Venezuela and Cuba have long been close. “We have two presidents: Fidel Castro and Hugo Chávez,” declared Cuba’s Vice President Carlos Lage in a visit to Caracas just under a decade ago. A couple of years later, in Havana, Chávez added, “At heart, we are just one government.”
It is little coincidence then that talks between the United States and Cuba began just after the death the former Venezuelan president who had bankrolled Cuba’s Revolution.
Venezuela no longer has the spare cash to fund the island’s beleaguered economy. The Castros likely realized this as Chávez’s presidency was coming to an end. They would not have been keen for a return of memories of the euphemistically-titled Special Period of the nineties, after the collapse of the Soviet Union.
"We had nothing, no food and no money,” one elderly man told me on Havana’s Malecón not long ago.
The economy contracted 35 percent between 1989 and 1993, and oil imports decreased 90 percent. Cuba was in desperate need of money.
Chávez, then a nascent politician, saw Castro as a political mentor. He would be an ally against the elites and imperialists who he blamed for the world’s ills.
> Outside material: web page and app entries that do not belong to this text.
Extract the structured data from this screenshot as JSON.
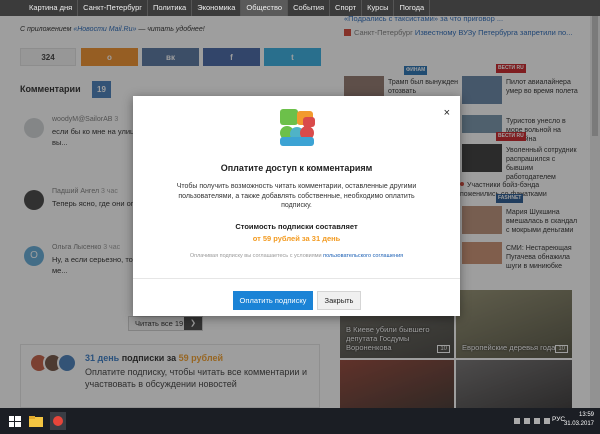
{
  "nav": {
    "items": [
      "Картина дня",
      "Санкт-Петербург",
      "Политика",
      "Экономика",
      "Общество",
      "События",
      "Спорт",
      "Курсы",
      "Погода"
    ],
    "active": "Общество"
  },
  "promo": {
    "prefix": "С приложением ",
    "link": "«Новости Mail.Ru»",
    "suffix": " — читать удобнее!"
  },
  "share": {
    "count": "324",
    "ok": "о",
    "vk": "вк",
    "fb": "f",
    "tw": "t"
  },
  "comments_section": {
    "title": "Комментарии",
    "count": "19",
    "items": [
      {
        "author": "woodyM@SailorAB",
        "time": "3",
        "text": "если бы ко мне на улице ... вокруг чего вращается ... существем а просто вы..."
      },
      {
        "author": "Падший Ангел",
        "time": "3 час",
        "text": "Теперь ясно, где они опр..."
      },
      {
        "author": "Ольга Лысенко",
        "time": "3 час",
        "text": "Ну, а если серьезно, то с... возраст и место прожив... министре и в каком ме..."
      }
    ],
    "more_label": "Читать все 19",
    "chevron": "❯"
  },
  "subscription_box": {
    "days": "31 день",
    "middle": " подписки за ",
    "price": "59 рублей",
    "text": "Оплатите подписку, чтобы читать все комментарии и участвовать в обсуждении новостей"
  },
  "right": {
    "top_news": [
      {
        "text": "«Подрались с таксистами» за что приговор ...",
        "city": "",
        "head": ""
      },
      {
        "city": "Санкт-Петербург",
        "head": "Известному ВУЗу Петербурга запретили по..."
      }
    ],
    "tiles": [
      {
        "caption": "Трамп был вынужден отозвать законопроект об отмене Obamacare",
        "source": "ФИНАМ"
      },
      {
        "caption": "Пилот авиалайнера умер во время полета",
        "source": "ВЕСТИ RU"
      },
      {
        "caption": "Туристов унесло в море вольной на бассейна",
        "source": ""
      },
      {
        "caption": "Уволенный сотрудник распрашился с бывшим работодателем",
        "source": "ВЕСТИ RU"
      },
      {
        "caption": "Участники бойз-бэнда поженились со фанатками",
        "source": ""
      },
      {
        "caption": "Мария Шукшина вмешалась в скандал с мокрыми деньгами",
        "source": "FASHNET"
      },
      {
        "caption": "СМИ: Нестареющая Пугачева обнажила шуги в миниюбке",
        "source": ""
      }
    ],
    "bullets": [
      "Участники бойз-бэнда",
      "поженились со фанатками"
    ],
    "big_images": [
      {
        "caption": "В Киеве убили бывшего депутата Госдумы Вороненкова",
        "num": "10"
      },
      {
        "caption": "Европейские деревья года",
        "num": "10"
      }
    ]
  },
  "modal": {
    "title": "Оплатите доступ к комментариям",
    "description": "Чтобы получить возможность читать комментарии, оставленные другими пользователями, а также добавлять собственные, необходимо оплатить подписку.",
    "price_label": "Стоимость подписки составляет",
    "price_value": "от 59 рублей за 31 день",
    "terms_prefix": "Оплачивая подписку вы соглашаетесь с условиями ",
    "terms_link": "пользовательского соглашения",
    "pay_button": "Оплатить подписку",
    "close_button": "Закрыть",
    "close_icon": "×"
  },
  "taskbar": {
    "lang": "РУС",
    "time": "13:59",
    "date": "31.03.2017"
  },
  "colors": {
    "accent_blue": "#1b83d6",
    "orange": "#f39a1f",
    "nav_bg": "#3b3b3b"
  }
}
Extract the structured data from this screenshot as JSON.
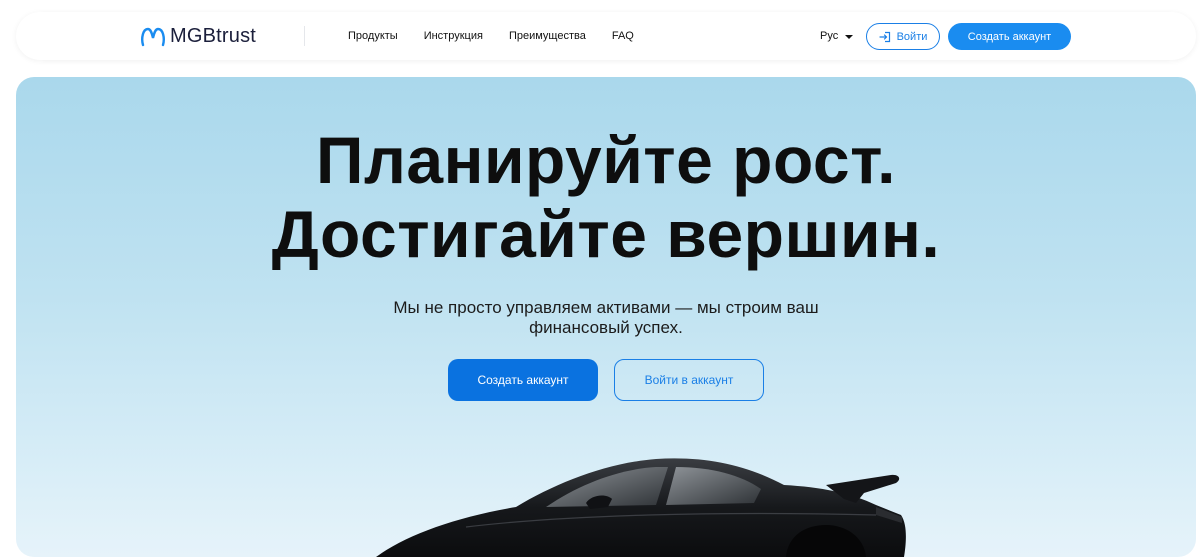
{
  "header": {
    "logo_text": "MGBtrust",
    "nav": [
      {
        "label": "Продукты"
      },
      {
        "label": "Инструкция"
      },
      {
        "label": "Преимущества"
      },
      {
        "label": "FAQ"
      }
    ],
    "language": "Рус",
    "login_label": "Войти",
    "create_account_label": "Создать аккаунт"
  },
  "hero": {
    "title_line1": "Планируйте рост.",
    "title_line2": "Достигайте вершин.",
    "subtitle": "Мы не просто управляем активами — мы строим ваш финансовый успех.",
    "create_account_label": "Создать аккаунт",
    "login_label": "Войти в аккаунт",
    "image": "black-sports-car"
  },
  "colors": {
    "accent": "#1a8cf0",
    "accent_dark": "#0a72e0",
    "hero_bg_top": "#aad8ec",
    "hero_bg_bottom": "#e6f3fa",
    "text": "#0e0e0e"
  }
}
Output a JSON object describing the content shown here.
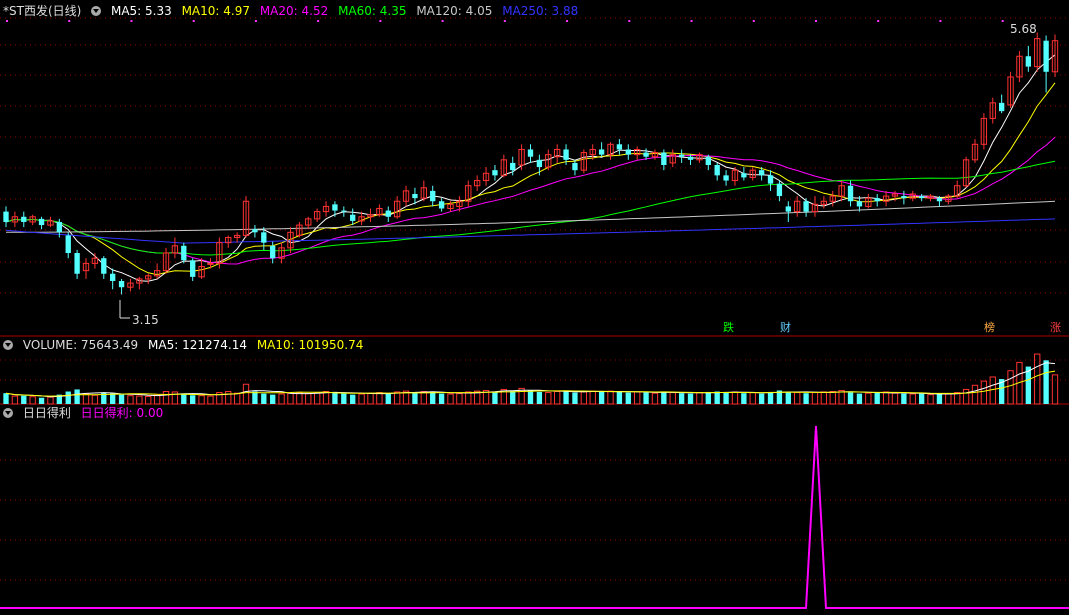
{
  "header": {
    "stock": "*ST西发(日线)",
    "ma5": "MA5: 5.33",
    "ma10": "MA10: 4.97",
    "ma20": "MA20: 4.52",
    "ma60": "MA60: 4.35",
    "ma120": "MA120: 4.05",
    "ma250": "MA250: 3.88"
  },
  "volume_header": {
    "label": "VOLUME: 75643.49",
    "ma5": "MA5: 121274.14",
    "ma10": "MA10: 101950.74"
  },
  "indicator_header": {
    "name": "日日得利",
    "value": "日日得利: 0.00"
  },
  "annotations": {
    "high": "5.68",
    "low": "3.15",
    "tag_die": "跌",
    "tag_cai": "财",
    "tag_bang": "榜",
    "tag_zhang": "涨"
  },
  "colors": {
    "up": "#ff3232",
    "down": "#54ffff",
    "ma5": "#ffffff",
    "ma10": "#ffff00",
    "ma20": "#ff00ff",
    "ma60": "#00ff00",
    "ma120": "#c8c8c8",
    "ma250": "#3333ff",
    "indicator": "#ff00ff",
    "grid": "#8b0000"
  },
  "chart_data": [
    {
      "type": "candlestick",
      "title": "*ST西发(日线)",
      "ylim": [
        3.0,
        5.8
      ],
      "high_label": 5.68,
      "low_label": 3.15,
      "candles": [
        [
          3.95,
          3.85,
          4.0,
          3.8
        ],
        [
          3.85,
          3.9,
          3.95,
          3.8
        ],
        [
          3.9,
          3.85,
          3.95,
          3.8
        ],
        [
          3.85,
          3.9,
          3.92,
          3.82
        ],
        [
          3.88,
          3.82,
          3.9,
          3.78
        ],
        [
          3.82,
          3.86,
          3.9,
          3.8
        ],
        [
          3.85,
          3.75,
          3.88,
          3.7
        ],
        [
          3.72,
          3.55,
          3.75,
          3.5
        ],
        [
          3.55,
          3.35,
          3.58,
          3.3
        ],
        [
          3.38,
          3.45,
          3.5,
          3.3
        ],
        [
          3.45,
          3.5,
          3.55,
          3.4
        ],
        [
          3.5,
          3.35,
          3.52,
          3.3
        ],
        [
          3.35,
          3.28,
          3.4,
          3.2
        ],
        [
          3.28,
          3.22,
          3.3,
          3.15
        ],
        [
          3.22,
          3.26,
          3.3,
          3.18
        ],
        [
          3.26,
          3.3,
          3.32,
          3.2
        ],
        [
          3.3,
          3.33,
          3.35,
          3.25
        ],
        [
          3.33,
          3.38,
          3.45,
          3.3
        ],
        [
          3.38,
          3.55,
          3.6,
          3.35
        ],
        [
          3.55,
          3.62,
          3.7,
          3.5
        ],
        [
          3.62,
          3.48,
          3.65,
          3.45
        ],
        [
          3.48,
          3.32,
          3.5,
          3.28
        ],
        [
          3.32,
          3.42,
          3.5,
          3.3
        ],
        [
          3.45,
          3.45,
          3.5,
          3.4
        ],
        [
          3.45,
          3.65,
          3.7,
          3.4
        ],
        [
          3.65,
          3.7,
          3.72,
          3.6
        ],
        [
          3.7,
          3.72,
          3.75,
          3.65
        ],
        [
          3.72,
          4.05,
          4.1,
          3.7
        ],
        [
          3.78,
          3.75,
          3.82,
          3.7
        ],
        [
          3.75,
          3.65,
          3.8,
          3.58
        ],
        [
          3.62,
          3.5,
          3.66,
          3.45
        ],
        [
          3.5,
          3.6,
          3.65,
          3.45
        ],
        [
          3.6,
          3.75,
          3.8,
          3.55
        ],
        [
          3.72,
          3.82,
          3.85,
          3.7
        ],
        [
          3.82,
          3.88,
          3.9,
          3.78
        ],
        [
          3.88,
          3.95,
          3.98,
          3.85
        ],
        [
          3.95,
          4.0,
          4.05,
          3.9
        ],
        [
          4.02,
          3.96,
          4.05,
          3.9
        ],
        [
          3.96,
          3.95,
          4.0,
          3.9
        ],
        [
          3.92,
          3.86,
          3.98,
          3.82
        ],
        [
          3.86,
          3.9,
          3.95,
          3.82
        ],
        [
          3.9,
          3.92,
          3.98,
          3.85
        ],
        [
          3.92,
          3.98,
          4.02,
          3.9
        ],
        [
          3.96,
          3.9,
          4.0,
          3.85
        ],
        [
          3.9,
          4.05,
          4.1,
          3.88
        ],
        [
          4.05,
          4.15,
          4.2,
          4.0
        ],
        [
          4.12,
          4.08,
          4.18,
          4.02
        ],
        [
          4.08,
          4.18,
          4.25,
          4.05
        ],
        [
          4.15,
          4.05,
          4.2,
          4.0
        ],
        [
          4.05,
          3.98,
          4.08,
          3.95
        ],
        [
          3.98,
          4.02,
          4.05,
          3.95
        ],
        [
          4.0,
          4.05,
          4.1,
          3.95
        ],
        [
          4.05,
          4.2,
          4.25,
          4.0
        ],
        [
          4.2,
          4.25,
          4.3,
          4.15
        ],
        [
          4.25,
          4.32,
          4.38,
          4.2
        ],
        [
          4.35,
          4.3,
          4.4,
          4.25
        ],
        [
          4.3,
          4.45,
          4.5,
          4.28
        ],
        [
          4.42,
          4.35,
          4.48,
          4.3
        ],
        [
          4.4,
          4.55,
          4.6,
          4.35
        ],
        [
          4.55,
          4.48,
          4.6,
          4.42
        ],
        [
          4.45,
          4.38,
          4.5,
          4.3
        ],
        [
          4.38,
          4.5,
          4.55,
          4.35
        ],
        [
          4.48,
          4.55,
          4.6,
          4.42
        ],
        [
          4.55,
          4.45,
          4.6,
          4.4
        ],
        [
          4.42,
          4.35,
          4.45,
          4.3
        ],
        [
          4.35,
          4.52,
          4.55,
          4.32
        ],
        [
          4.5,
          4.55,
          4.6,
          4.45
        ],
        [
          4.55,
          4.5,
          4.62,
          4.48
        ],
        [
          4.5,
          4.6,
          4.62,
          4.45
        ],
        [
          4.6,
          4.55,
          4.65,
          4.5
        ],
        [
          4.55,
          4.5,
          4.6,
          4.45
        ],
        [
          4.5,
          4.55,
          4.58,
          4.45
        ],
        [
          4.52,
          4.48,
          4.56,
          4.45
        ],
        [
          4.48,
          4.52,
          4.55,
          4.45
        ],
        [
          4.52,
          4.4,
          4.55,
          4.35
        ],
        [
          4.42,
          4.5,
          4.55,
          4.38
        ],
        [
          4.5,
          4.48,
          4.55,
          4.42
        ],
        [
          4.48,
          4.45,
          4.5,
          4.4
        ],
        [
          4.45,
          4.5,
          4.52,
          4.42
        ],
        [
          4.48,
          4.4,
          4.5,
          4.35
        ],
        [
          4.4,
          4.3,
          4.42,
          4.25
        ],
        [
          4.3,
          4.25,
          4.35,
          4.2
        ],
        [
          4.25,
          4.35,
          4.38,
          4.2
        ],
        [
          4.32,
          4.28,
          4.38,
          4.25
        ],
        [
          4.28,
          4.35,
          4.38,
          4.25
        ],
        [
          4.35,
          4.3,
          4.38,
          4.25
        ],
        [
          4.3,
          4.22,
          4.35,
          4.15
        ],
        [
          4.22,
          4.1,
          4.25,
          4.05
        ],
        [
          4.0,
          3.95,
          4.05,
          3.85
        ],
        [
          3.95,
          4.05,
          4.1,
          3.9
        ],
        [
          4.05,
          3.95,
          4.08,
          3.9
        ],
        [
          3.95,
          4.02,
          4.1,
          3.9
        ],
        [
          4.02,
          4.05,
          4.1,
          3.98
        ],
        [
          4.05,
          4.1,
          4.15,
          4.0
        ],
        [
          4.1,
          4.2,
          4.25,
          4.05
        ],
        [
          4.2,
          4.05,
          4.25,
          4.0
        ],
        [
          4.05,
          4.0,
          4.1,
          3.95
        ],
        [
          4.0,
          4.08,
          4.12,
          3.98
        ],
        [
          4.08,
          4.05,
          4.12,
          4.0
        ],
        [
          4.05,
          4.1,
          4.15,
          4.0
        ],
        [
          4.1,
          4.12,
          4.15,
          4.05
        ],
        [
          4.1,
          4.08,
          4.15,
          4.02
        ],
        [
          4.08,
          4.12,
          4.15,
          4.05
        ],
        [
          4.1,
          4.08,
          4.12,
          4.05
        ],
        [
          4.08,
          4.1,
          4.12,
          4.05
        ],
        [
          4.08,
          4.05,
          4.1,
          4.0
        ],
        [
          4.05,
          4.1,
          4.12,
          4.02
        ],
        [
          4.1,
          4.2,
          4.25,
          4.08
        ],
        [
          4.2,
          4.45,
          4.48,
          4.18
        ],
        [
          4.45,
          4.6,
          4.65,
          4.42
        ],
        [
          4.6,
          4.85,
          4.9,
          4.55
        ],
        [
          4.85,
          5.0,
          5.05,
          4.8
        ],
        [
          5.0,
          4.92,
          5.08,
          4.9
        ],
        [
          4.98,
          5.25,
          5.3,
          4.95
        ],
        [
          5.25,
          5.45,
          5.5,
          5.2
        ],
        [
          5.45,
          5.35,
          5.55,
          5.3
        ],
        [
          5.35,
          5.62,
          5.68,
          5.3
        ],
        [
          5.6,
          5.3,
          5.65,
          5.1
        ],
        [
          5.3,
          5.6,
          5.66,
          5.25
        ]
      ],
      "volume": [
        52,
        38,
        40,
        35,
        30,
        33,
        45,
        60,
        70,
        48,
        42,
        55,
        50,
        45,
        40,
        38,
        36,
        42,
        60,
        58,
        48,
        42,
        40,
        38,
        55,
        60,
        52,
        95,
        60,
        50,
        45,
        48,
        52,
        55,
        50,
        55,
        60,
        58,
        50,
        45,
        48,
        52,
        55,
        50,
        58,
        62,
        55,
        60,
        58,
        50,
        48,
        50,
        58,
        62,
        65,
        60,
        70,
        62,
        75,
        65,
        58,
        55,
        60,
        65,
        55,
        58,
        62,
        60,
        62,
        58,
        55,
        58,
        55,
        52,
        60,
        55,
        52,
        50,
        55,
        58,
        60,
        55,
        58,
        52,
        55,
        50,
        58,
        65,
        60,
        55,
        52,
        55,
        58,
        60,
        65,
        55,
        50,
        52,
        55,
        58,
        52,
        50,
        48,
        50,
        45,
        48,
        50,
        55,
        70,
        90,
        110,
        130,
        120,
        160,
        200,
        180,
        240,
        210,
        140
      ],
      "indicator": "日日得利: 0.00 (single spike near day ~96)"
    }
  ]
}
Chávez also oversaw some of the world’s largest oil reserves. Venezuela currently sends almost 100,000 barrels per day of oil to the island as well as aid thought to be worth in total between €4 billion and €12 billion a year, or some 15% of Cuba’s GDP.
However, Venezuela’s economy is in tatters, struggling now with the fall in the price of oil. Oil sales make up 96% of Venezuela’s foreign income. The country’s local currency on the black market has fallen 35% in the last month; annual inflation is at more than 60% and there is serious talk of default on Wall Street.
Many economists are talking of a “perfect storm” brewing for Maduro, whose approval ratings are in the mid-twenties.
The lack of guaranteed support from Caracas would have made Cuban President Raúl Castro “much more eager to negotiate and given the U.S. leverage,” said Ted Henken, President of the Association for the Study of the Cuban Economy.
As Havana cosies up to Washington, Venezuelan authorities are left increasingly isolated. While Cuba and Venezuela held onto leftist principles, other countries in the region have in recent years taken more pragmatic policy decisions.
“Obama has pulled the rug out from under Maduro,” said Christopher Sabatini, Senior Director of Policy at the Council of the Americas. “It’s going to be a lot easier for other U.S. allies in the region to swing away from Venezuela.”
In the last couple of weeks, in response to sanctions by Washington on top Venezuelan officials for alleged human rights abuses, Maduro has rallied against the U.S.
"It shows a lack of respect!” boomed the moustachioed president to a few thousand supporters in Caracas on Monday. “They can shove their US visas.” On Wednesday, Maduro praised Obama’s “gesture” towards Cuba.
"How sad it is to have a government who 72 hours ago launched an anti-imperialist diatribe against Obama and now describes him as ‘courageous,’” Jesús Torrealba, head of Venezuela’s opposition coalition, told me this week.
Cuba learned its lessons from the Special Period and in recent years began to diversity. On the ground, rules have been loosened on private restaurants, guesthouses and the buying and selling of property; Cubans are even allowed internet access. On a more global scale, international investors have begun tocome in.
Cuba was likely well aware that would not be enough in the long run. There are a mixture of elements that have come together to allow this historic moment: from Obama and Cuban President Raúl Castro themselves to mediators in the Vatican and Canada.
Yet, the unwitting spur for the restoration of relations between the U.S. and Cuba may be Hugo Chávez himself and his successors' inability to manage Venezuela’s economy.
For World Report, this is Girish Gupta in Caracas, Venezuela.